4. Empress Dowager Cixi: The Concubine Who Launched Modern China, by Jung Chang
“Empress Dowager Cixi (1835–1908) is the most important woman in Chinese history. She ruled China for decades and brought a medieval empire into the modern age. At the age of sixteen, in a nationwide selection for royal consorts, Cixi was chosen as one of the emperor’s numerous concubines. When he died in 1861, their five-year-old son succeeded to the throne. Cixi at once launched a palace coup against the regents appointed by her husband and made herself the real ruler of China—behind the throne, literally, with a silk screen separating her from her officials who were all male.”
5. Blocked on Weibo: What Gets Surpressed on China’s Version of Twitter, by Jason Q. Ng
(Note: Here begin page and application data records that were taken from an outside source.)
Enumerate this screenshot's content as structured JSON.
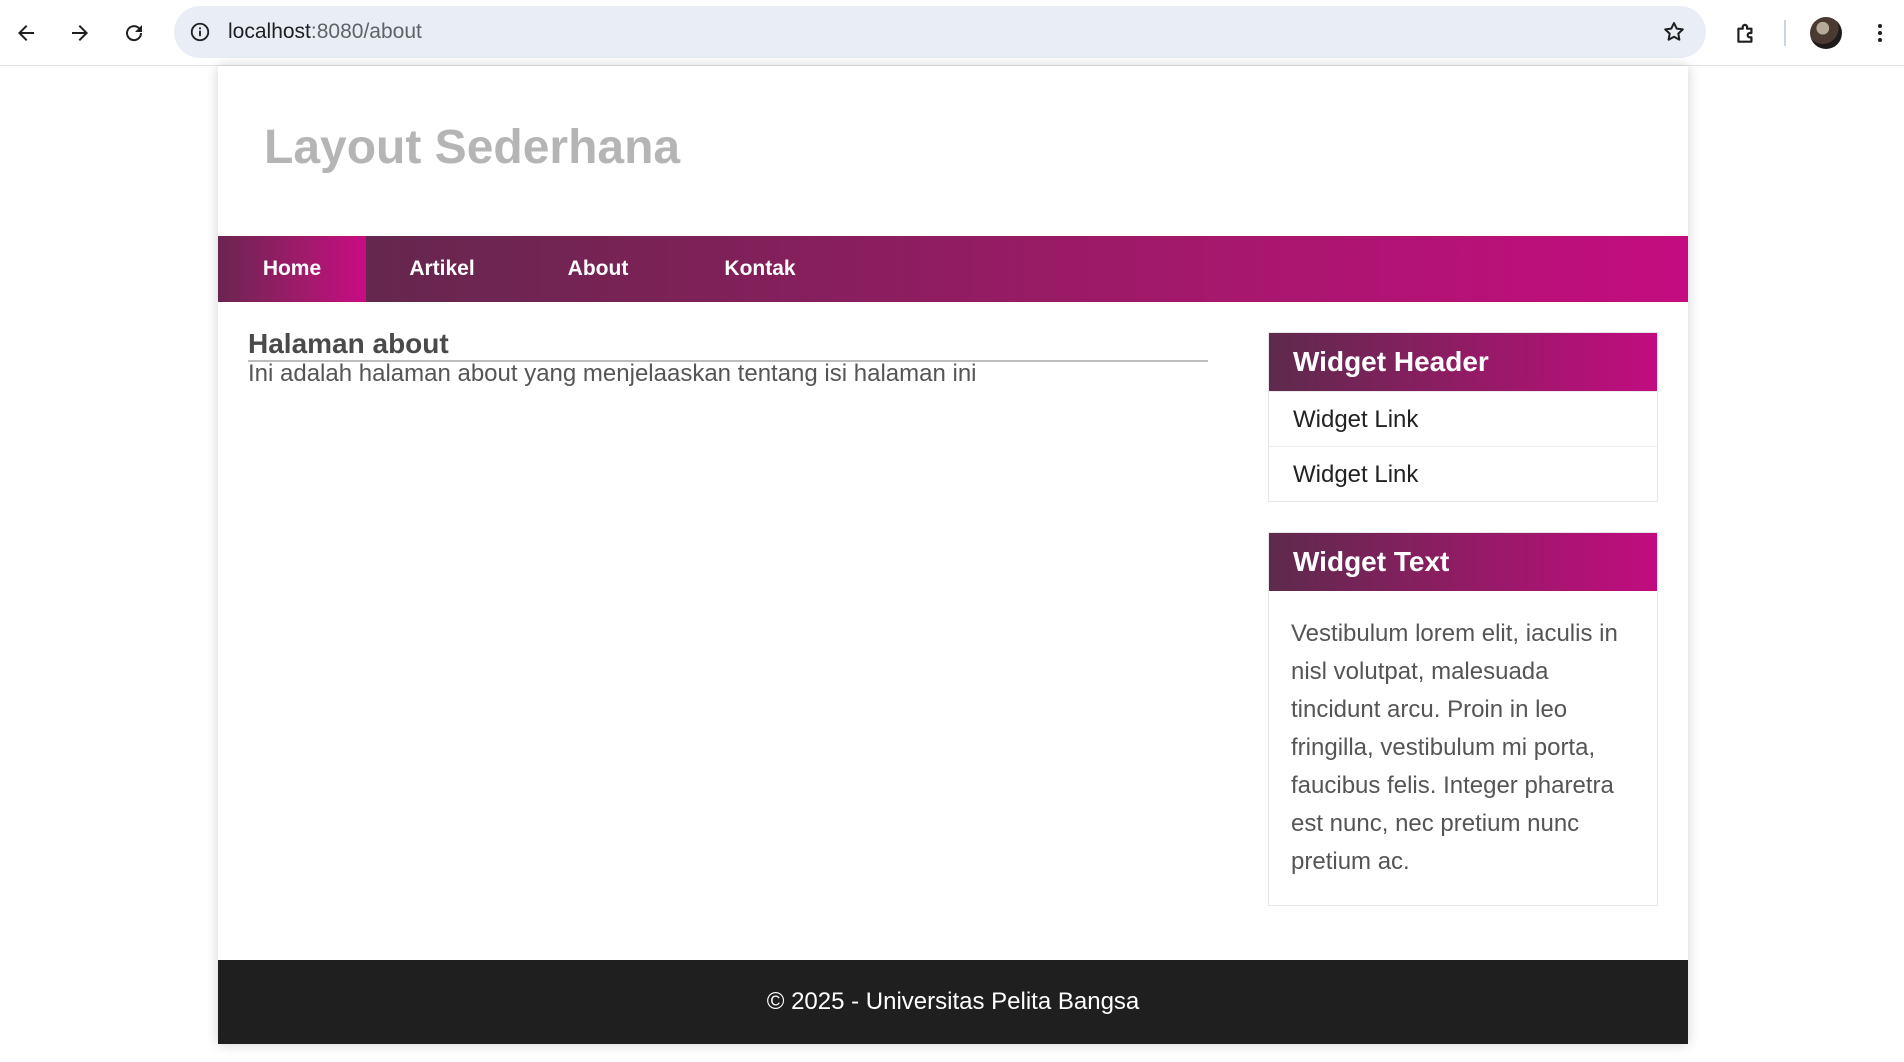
{
  "browser": {
    "url_host": "localhost",
    "url_path": ":8080/about",
    "icons": {
      "back": "arrow-left-icon",
      "forward": "arrow-right-icon",
      "reload": "reload-icon",
      "site_info": "info-icon",
      "bookmark": "star-icon",
      "extensions": "puzzle-icon",
      "profile": "avatar",
      "menu": "more-vertical-icon"
    }
  },
  "site": {
    "title": "Layout Sederhana",
    "nav": [
      {
        "label": "Home",
        "active": true
      },
      {
        "label": "Artikel",
        "active": false
      },
      {
        "label": "About",
        "active": false
      },
      {
        "label": "Kontak",
        "active": false
      }
    ]
  },
  "content": {
    "heading": "Halaman about",
    "text": "Ini adalah halaman about yang menjelaaskan tentang isi halaman ini"
  },
  "sidebar": {
    "widget_links": {
      "header": "Widget Header",
      "links": [
        "Widget Link",
        "Widget Link"
      ]
    },
    "widget_text": {
      "header": "Widget Text",
      "body": "Vestibulum lorem elit, iaculis in nisl volutpat, malesuada tincidunt arcu. Proin in leo fringilla, vestibulum mi porta, faucibus felis. Integer pharetra est nunc, nec pretium nunc pretium ac."
    }
  },
  "footer": {
    "text": "© 2025 - Universitas Pelita Bangsa"
  },
  "colors": {
    "nav_gradient_start": "#5a2a4a",
    "nav_gradient_end": "#c40c80",
    "footer_bg": "#1f1f1f",
    "title_gray": "#b5b5b5"
  }
}
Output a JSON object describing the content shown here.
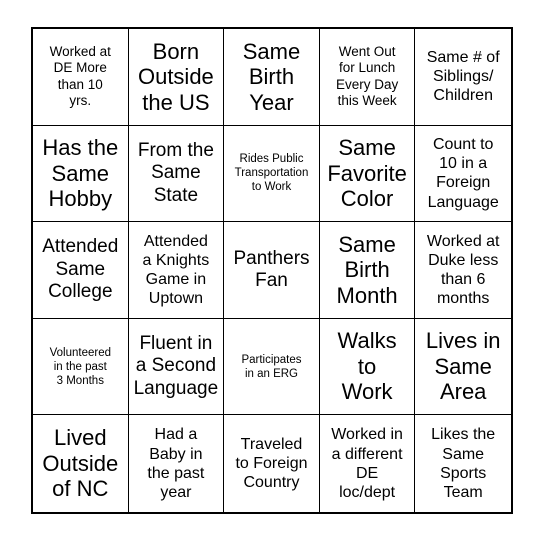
{
  "card": {
    "type": "bingo-card",
    "columns": 5,
    "rows": 5,
    "border_color": "#000000",
    "background_color": "#ffffff",
    "text_color": "#000000",
    "cells": [
      {
        "text": "Worked at\nDE More\nthan 10\nyrs.",
        "size": "s"
      },
      {
        "text": "Born\nOutside\nthe US",
        "size": "xl"
      },
      {
        "text": "Same\nBirth\nYear",
        "size": "xl"
      },
      {
        "text": "Went Out\nfor Lunch\nEvery Day\nthis Week",
        "size": "s"
      },
      {
        "text": "Same # of\nSiblings/\nChildren",
        "size": "m"
      },
      {
        "text": "Has the\nSame\nHobby",
        "size": "xl"
      },
      {
        "text": "From the\nSame\nState",
        "size": "l"
      },
      {
        "text": "Rides Public\nTransportation\nto Work",
        "size": "xs"
      },
      {
        "text": "Same\nFavorite\nColor",
        "size": "xl"
      },
      {
        "text": "Count to\n10 in a\nForeign\nLanguage",
        "size": "m"
      },
      {
        "text": "Attended\nSame\nCollege",
        "size": "l"
      },
      {
        "text": "Attended\na Knights\nGame in\nUptown",
        "size": "m"
      },
      {
        "text": "Panthers\nFan",
        "size": "l"
      },
      {
        "text": "Same\nBirth\nMonth",
        "size": "xl"
      },
      {
        "text": "Worked at\nDuke less\nthan 6\nmonths",
        "size": "m"
      },
      {
        "text": "Volunteered\nin the past\n3 Months",
        "size": "xs"
      },
      {
        "text": "Fluent in\na Second\nLanguage",
        "size": "l"
      },
      {
        "text": "Participates\nin an ERG",
        "size": "xs"
      },
      {
        "text": "Walks\nto\nWork",
        "size": "xl"
      },
      {
        "text": "Lives in\nSame\nArea",
        "size": "xl"
      },
      {
        "text": "Lived\nOutside\nof NC",
        "size": "xl"
      },
      {
        "text": "Had a\nBaby in\nthe past\nyear",
        "size": "m"
      },
      {
        "text": "Traveled\nto Foreign\nCountry",
        "size": "m"
      },
      {
        "text": "Worked in\na different\nDE\nloc/dept",
        "size": "m"
      },
      {
        "text": "Likes the\nSame\nSports\nTeam",
        "size": "m"
      }
    ]
  }
}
“Though often described with foreboding buzzwords such as “The Great Firewall” and the “censorship regime,” Internet regulation in China is rarely either obvious or straightforward. This was the inspiration for China specialist Jason Q. Ng to write an innovative computer script that would make it possible to deduce just which terms are suppressed on China’s most important social media site, Sina Weibo. The remarkable and groundbreaking result is Blocked on Weibo, which began as a highly praised blog and has been expanded here to list over 150 forbidden keywords, as well as offer possible explanations why the Chinese government would find these terms sensitive.”
What China books do you plan to read this year?